Most companies do strategic planning because they desire success, but do they expect it? The actual expectations from strategic planning seem to vary wildly when executives are pressed on the question. When you drill down a bit further, something disconcerting is revealed. Many executives share a disconnection between their desires for success from strategic planning and their actual expectations from the process. Why is this?
The truth is, executing a strategic plan is hard work – and executives know it. Having the right planning process is key. It requires some art and science that may not be available amongst the organization’s native population. Executives are aware of this aspect and their expectations for planning outcomes get lowered a few points as a result.
Additionally, most executives tacitly fear that they may lack the required drive to stick to it during plan implementation. They know that the plans they have laid out may not be fully developed and consequently will require a lot of oversight effort to make up for the lack of detailed substance. Expectations drop again. Now, add more reality. Day-to-day fire fighting can distract the best of managers and leave strategic plans to gather dust on a lonely corner of the executive credenza. Deduct two more expectations points.
Okay, so strategic planning and implementation isn’t a piece of cake. That is not justification for us to lower our expectations of the process. Instead, we must consider ourselves lucky for knowing that it will be hard work and get ready to put the effort into making it a success. Coming to grips with that aspect is a key part of acceptance and helps everyone involved in strategic planning to better prepare.
Let’s examine some of the “expectation lowering” factors mentioned above and look at how each challenge can be overcome.
1. Strategic planning requires some art and science that may not be available amongst the organization’s native population.
Regardless of the available internal strategic planning talent an organization might have, successful planning outcomes can be achieved if a good process is followed during planning and execution. Take the time now to review your strategic plan to make sure that it does the following:
- Focuses operationally on accomplishing the top 20% of strategic priorities
- Allows for re-evaluation of the priorities quarterly and claiming victory on short-term objectives that have been accomplished
- Looks externally to competitor / peer performance benchmarks and factors those inputs into strategic adjustments and operational tactics systematically (allowing the business to push even harder to succeed quarter over quarter)
- Sets the right priorities and clearly communicates the expected actions and results
- Rewards the people that help achieve the results
2. Most executives tacitly fear that they may lack the required drive to stick to it during plan implementation.
Unfortunately, there is no substitute for actually doing the work to prepare the organization for execution. Successful execution requires a fully developed plan, but that does not mean that it needs to be complex.
Managing big and complex is much more difficult than managing smaller and elegantly simple chunks of strategy. Keep in mind that there are layers of managers that have responsibility for their domains in the enterprise. They must be coordinated and pulling or pushing in the same direction, so simple is better. When they do not work together in an orchestrated fashion, performance begins to fall off and strategic execution suffers or fails altogether.

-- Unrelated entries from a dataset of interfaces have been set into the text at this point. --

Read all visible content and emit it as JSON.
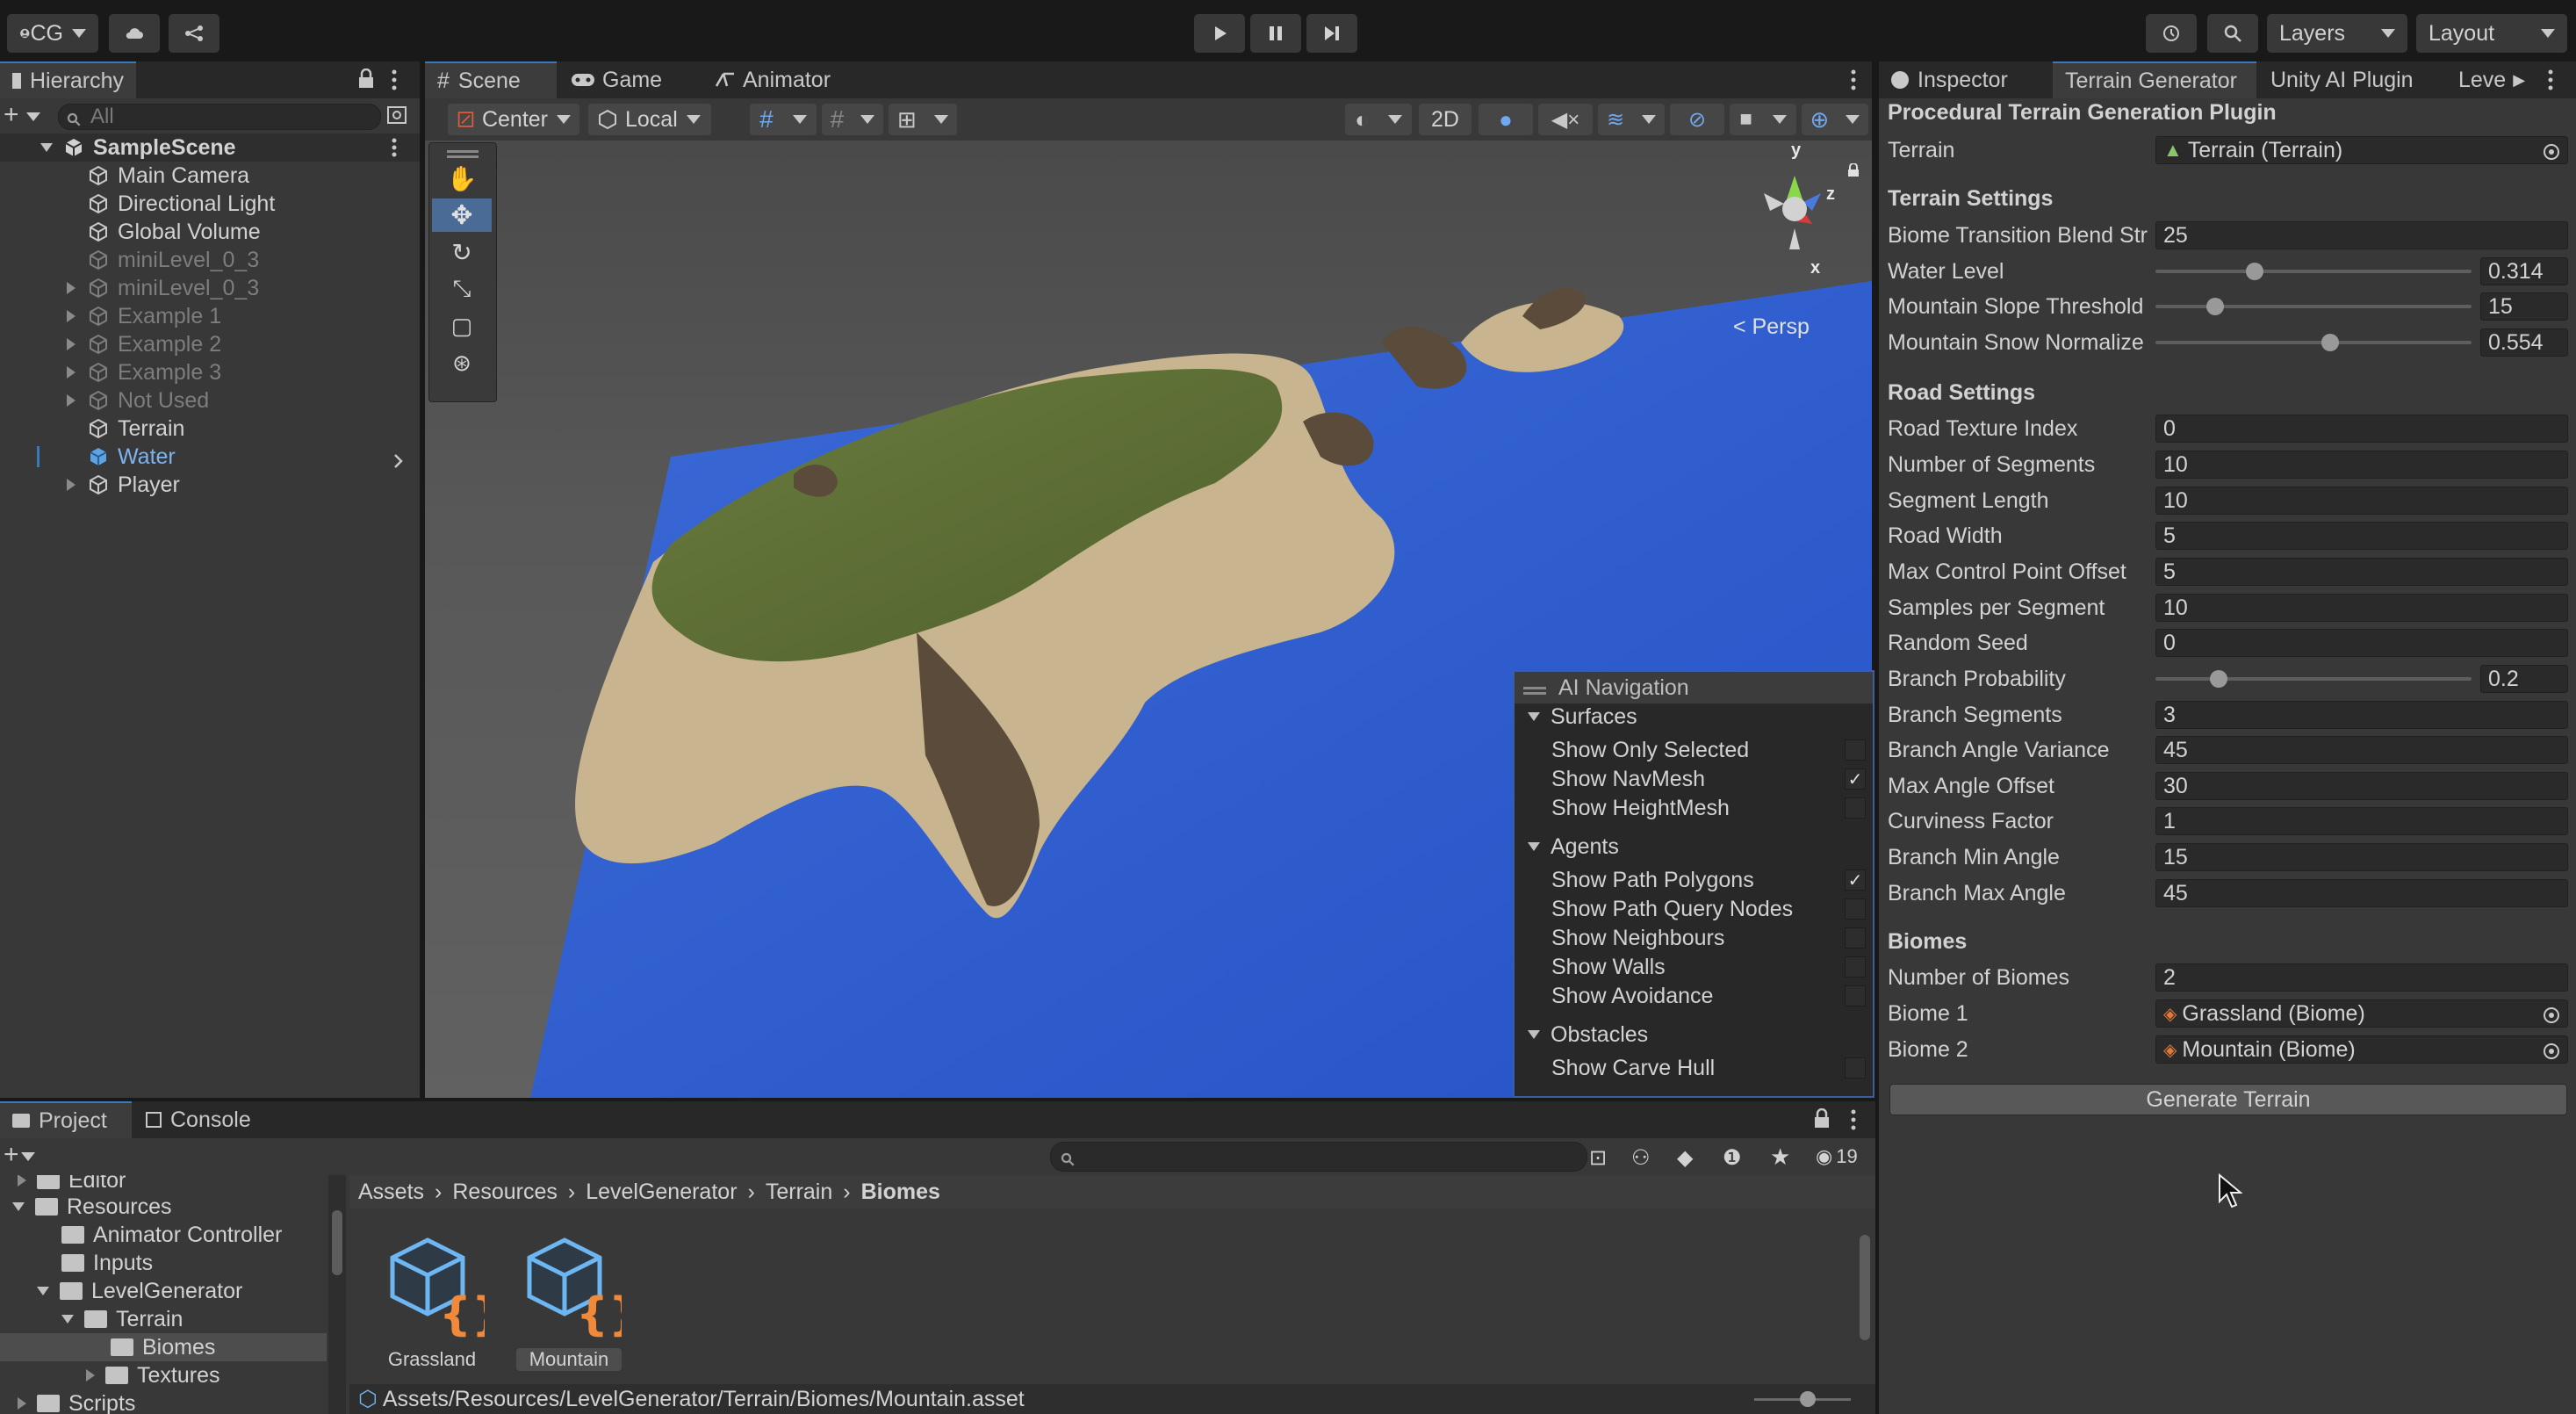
{
  "toolbar": {
    "account": "CG",
    "layers": "Layers",
    "layout": "Layout"
  },
  "hierarchy": {
    "tab": "Hierarchy",
    "search_placeholder": "All",
    "items": [
      {
        "label": "SampleScene"
      },
      {
        "label": "Main Camera"
      },
      {
        "label": "Directional Light"
      },
      {
        "label": "Global Volume"
      },
      {
        "label": "miniLevel_0_3"
      },
      {
        "label": "miniLevel_0_3"
      },
      {
        "label": "Example 1"
      },
      {
        "label": "Example 2"
      },
      {
        "label": "Example 3"
      },
      {
        "label": "Not Used"
      },
      {
        "label": "Terrain"
      },
      {
        "label": "Water"
      },
      {
        "label": "Player"
      }
    ]
  },
  "scene": {
    "tabs": [
      "Scene",
      "Game",
      "Animator"
    ],
    "pivot": "Center",
    "space": "Local",
    "mode_2d": "2D",
    "persp": "< Persp",
    "gizmo_axes": {
      "y": "y",
      "z": "z",
      "x": "x"
    }
  },
  "ai_nav": {
    "title": "AI Navigation",
    "groups": [
      {
        "label": "Surfaces",
        "items": [
          {
            "label": "Show Only Selected",
            "checked": false
          },
          {
            "label": "Show NavMesh",
            "checked": true
          },
          {
            "label": "Show HeightMesh",
            "checked": false
          }
        ]
      },
      {
        "label": "Agents",
        "items": [
          {
            "label": "Show Path Polygons",
            "checked": true
          },
          {
            "label": "Show Path Query Nodes",
            "checked": false
          },
          {
            "label": "Show Neighbours",
            "checked": false
          },
          {
            "label": "Show Walls",
            "checked": false
          },
          {
            "label": "Show Avoidance",
            "checked": false
          }
        ]
      },
      {
        "label": "Obstacles",
        "items": [
          {
            "label": "Show Carve Hull",
            "checked": false
          }
        ]
      }
    ]
  },
  "inspector": {
    "tabs": [
      "Inspector",
      "Terrain Generator",
      "Unity AI Plugin",
      "Leve"
    ],
    "header": "Procedural Terrain Generation Plugin",
    "terrain_label": "Terrain",
    "terrain_value": "Terrain (Terrain)",
    "terrain_settings": {
      "title": "Terrain Settings",
      "biome_blend_label": "Biome Transition Blend Str",
      "biome_blend_value": "25",
      "water_level_label": "Water Level",
      "water_level_value": "0.314",
      "water_level_fraction": 0.314,
      "slope_label": "Mountain Slope Threshold",
      "slope_value": "15",
      "slope_fraction": 0.19,
      "snow_label": "Mountain Snow Normalize",
      "snow_value": "0.554",
      "snow_fraction": 0.554
    },
    "road_settings": {
      "title": "Road Settings",
      "fields": [
        {
          "label": "Road Texture Index",
          "value": "0"
        },
        {
          "label": "Number of Segments",
          "value": "10"
        },
        {
          "label": "Segment Length",
          "value": "10"
        },
        {
          "label": "Road Width",
          "value": "5"
        },
        {
          "label": "Max Control Point Offset",
          "value": "5"
        },
        {
          "label": "Samples per Segment",
          "value": "10"
        },
        {
          "label": "Random Seed",
          "value": "0"
        }
      ],
      "branch_prob_label": "Branch Probability",
      "branch_prob_value": "0.2",
      "branch_prob_fraction": 0.2,
      "fields2": [
        {
          "label": "Branch Segments",
          "value": "3"
        },
        {
          "label": "Branch Angle Variance",
          "value": "45"
        },
        {
          "label": "Max Angle Offset",
          "value": "30"
        },
        {
          "label": "Curviness Factor",
          "value": "1"
        },
        {
          "label": "Branch Min Angle",
          "value": "15"
        },
        {
          "label": "Branch Max Angle",
          "value": "45"
        }
      ]
    },
    "biomes": {
      "title": "Biomes",
      "count_label": "Number of Biomes",
      "count_value": "2",
      "biome1_label": "Biome 1",
      "biome1_value": "Grassland (Biome)",
      "biome2_label": "Biome 2",
      "biome2_value": "Mountain (Biome)"
    },
    "generate_button": "Generate Terrain"
  },
  "project": {
    "tabs": [
      "Project",
      "Console"
    ],
    "count": "19",
    "tree": [
      {
        "label": "Editor"
      },
      {
        "label": "Resources"
      },
      {
        "label": "Animator Controller"
      },
      {
        "label": "Inputs"
      },
      {
        "label": "LevelGenerator"
      },
      {
        "label": "Terrain"
      },
      {
        "label": "Biomes"
      },
      {
        "label": "Textures"
      },
      {
        "label": "Scripts"
      }
    ],
    "breadcrumb": [
      "Assets",
      "Resources",
      "LevelGenerator",
      "Terrain",
      "Biomes"
    ],
    "assets": [
      {
        "label": "Grassland"
      },
      {
        "label": "Mountain"
      }
    ],
    "path": "Assets/Resources/LevelGenerator/Terrain/Biomes/Mountain.asset"
  }
}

Simplification can be accomplished by restructuring the current strategic plan into fewer and smaller, but measurable and obtainable goals. The strategy holds together as a relatively constant baseline…the thread upon which goals are strung like beads. The organization’s strategic priorities dictate the order in which elements of the strategy are addressed (the order in which the beads are placed on the thread) and even help to determine the definition of success and how that will be measured.
Reset Your Expectations
The time to close the gap between desires and expectations is now. Success can’t happen without strategy. It won’t happen without a plan, and it shouldn’t happen without everyone in the organization sharing high expectations of success.